The new Patient Protection and Affordable Care Act (PPACA) coverage expansion efforts may be leaving some U.S. consumers with moderately high incomes cold.
Analysts at the Urban Institute and the Employee Benefit Research Institute (EBRI) have data on uninsured Americans with high, or relatively high, incomes in two new reports.
A team led by Matthew Buettgens, a mathematician at the Urban Institute, has published state-by-state data on the percentage of people who signed up for individual coverage through the PPACA public exchange system in a review of exchange signup rates.
PPACA provides rich individual insurance premium tax credit subsidies for low-income people but phases out the subsidies for higher-consumers who earn more than 400 percent of the federal poverty level (FPL).

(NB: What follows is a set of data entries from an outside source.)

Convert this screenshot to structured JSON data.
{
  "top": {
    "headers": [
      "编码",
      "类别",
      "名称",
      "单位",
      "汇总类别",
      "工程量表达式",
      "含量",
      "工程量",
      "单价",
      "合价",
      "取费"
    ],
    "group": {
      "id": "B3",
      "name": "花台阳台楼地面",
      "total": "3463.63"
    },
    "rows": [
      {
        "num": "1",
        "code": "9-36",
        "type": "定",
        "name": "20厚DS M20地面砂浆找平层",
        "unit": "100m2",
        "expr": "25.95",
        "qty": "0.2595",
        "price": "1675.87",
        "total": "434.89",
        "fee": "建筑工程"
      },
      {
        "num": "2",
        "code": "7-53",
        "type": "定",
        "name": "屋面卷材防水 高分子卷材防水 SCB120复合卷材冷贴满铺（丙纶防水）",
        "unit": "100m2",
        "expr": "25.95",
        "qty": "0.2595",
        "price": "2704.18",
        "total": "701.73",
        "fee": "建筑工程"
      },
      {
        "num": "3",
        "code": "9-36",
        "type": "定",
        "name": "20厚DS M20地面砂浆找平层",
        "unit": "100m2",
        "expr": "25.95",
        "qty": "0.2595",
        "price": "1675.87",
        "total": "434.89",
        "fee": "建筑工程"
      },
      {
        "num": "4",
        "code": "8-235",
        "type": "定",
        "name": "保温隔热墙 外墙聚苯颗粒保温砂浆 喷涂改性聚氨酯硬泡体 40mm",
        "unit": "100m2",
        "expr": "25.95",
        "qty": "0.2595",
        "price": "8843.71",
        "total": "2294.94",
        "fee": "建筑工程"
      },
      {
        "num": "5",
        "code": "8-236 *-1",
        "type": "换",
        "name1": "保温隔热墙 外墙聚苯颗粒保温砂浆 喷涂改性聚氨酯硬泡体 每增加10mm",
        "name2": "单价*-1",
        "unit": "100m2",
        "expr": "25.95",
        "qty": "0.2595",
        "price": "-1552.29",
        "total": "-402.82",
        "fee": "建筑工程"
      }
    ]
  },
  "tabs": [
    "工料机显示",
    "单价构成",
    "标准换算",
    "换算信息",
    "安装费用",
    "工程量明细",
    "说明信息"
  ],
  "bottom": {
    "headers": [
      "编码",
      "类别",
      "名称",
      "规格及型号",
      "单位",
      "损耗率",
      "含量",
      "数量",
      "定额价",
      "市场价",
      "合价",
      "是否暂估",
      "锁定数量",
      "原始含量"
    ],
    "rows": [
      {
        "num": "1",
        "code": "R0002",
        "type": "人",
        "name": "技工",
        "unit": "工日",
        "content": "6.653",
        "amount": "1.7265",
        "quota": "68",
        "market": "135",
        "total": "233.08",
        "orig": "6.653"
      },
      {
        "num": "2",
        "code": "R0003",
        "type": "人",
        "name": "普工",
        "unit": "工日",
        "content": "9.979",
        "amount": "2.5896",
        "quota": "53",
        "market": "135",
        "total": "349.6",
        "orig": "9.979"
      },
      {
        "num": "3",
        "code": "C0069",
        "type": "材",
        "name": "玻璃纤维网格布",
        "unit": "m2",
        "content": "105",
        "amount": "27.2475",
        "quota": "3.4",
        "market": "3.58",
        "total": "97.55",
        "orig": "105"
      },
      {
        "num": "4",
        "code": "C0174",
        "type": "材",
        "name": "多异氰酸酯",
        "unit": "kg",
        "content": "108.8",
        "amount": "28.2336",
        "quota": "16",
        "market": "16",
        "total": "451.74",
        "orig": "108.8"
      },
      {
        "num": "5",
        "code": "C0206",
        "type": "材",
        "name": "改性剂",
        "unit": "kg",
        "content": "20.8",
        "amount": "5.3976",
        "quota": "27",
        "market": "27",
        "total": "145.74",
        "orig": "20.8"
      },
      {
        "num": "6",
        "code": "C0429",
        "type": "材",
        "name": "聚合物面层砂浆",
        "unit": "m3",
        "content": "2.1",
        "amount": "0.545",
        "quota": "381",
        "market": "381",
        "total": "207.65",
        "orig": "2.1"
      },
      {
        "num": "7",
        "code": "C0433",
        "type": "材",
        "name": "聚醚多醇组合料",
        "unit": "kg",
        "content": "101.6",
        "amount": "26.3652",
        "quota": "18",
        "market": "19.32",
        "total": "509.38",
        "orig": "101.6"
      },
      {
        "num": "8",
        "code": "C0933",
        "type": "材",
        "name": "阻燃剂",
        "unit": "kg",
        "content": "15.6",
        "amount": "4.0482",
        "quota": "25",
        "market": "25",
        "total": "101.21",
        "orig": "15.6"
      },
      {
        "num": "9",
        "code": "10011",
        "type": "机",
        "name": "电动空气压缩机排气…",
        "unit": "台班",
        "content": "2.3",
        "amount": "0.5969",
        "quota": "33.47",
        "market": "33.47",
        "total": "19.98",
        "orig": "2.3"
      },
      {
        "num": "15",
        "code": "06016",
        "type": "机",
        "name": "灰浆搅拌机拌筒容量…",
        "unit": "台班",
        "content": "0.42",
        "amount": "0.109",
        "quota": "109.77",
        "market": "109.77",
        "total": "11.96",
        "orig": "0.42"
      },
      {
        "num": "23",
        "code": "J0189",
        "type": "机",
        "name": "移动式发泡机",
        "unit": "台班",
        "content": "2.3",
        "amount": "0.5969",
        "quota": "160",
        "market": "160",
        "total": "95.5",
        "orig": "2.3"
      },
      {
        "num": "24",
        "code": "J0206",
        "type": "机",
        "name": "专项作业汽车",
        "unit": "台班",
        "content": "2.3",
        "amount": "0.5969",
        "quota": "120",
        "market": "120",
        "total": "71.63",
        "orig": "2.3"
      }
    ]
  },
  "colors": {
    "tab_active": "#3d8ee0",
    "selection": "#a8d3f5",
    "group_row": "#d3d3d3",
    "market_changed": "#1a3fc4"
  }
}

The Urban Institute team found that only about 14 percent of eligible uninsured or underinsured people with incomes between 300 percent of the FPL and 400 percent of the FPL paid for PPACA exchange coverage this year nationwide. For all eligible uninsured people with incomes under 400 percent of FPL, the exchange plan signup rate has been about 46 percent.
At the state level, signup rates for people in the category for people with incomes from 300 percent of FPL to 400 percent of FPL have ranged from a low of 5.3 percent in Mississippi to a high of 24.2 percent in Maine.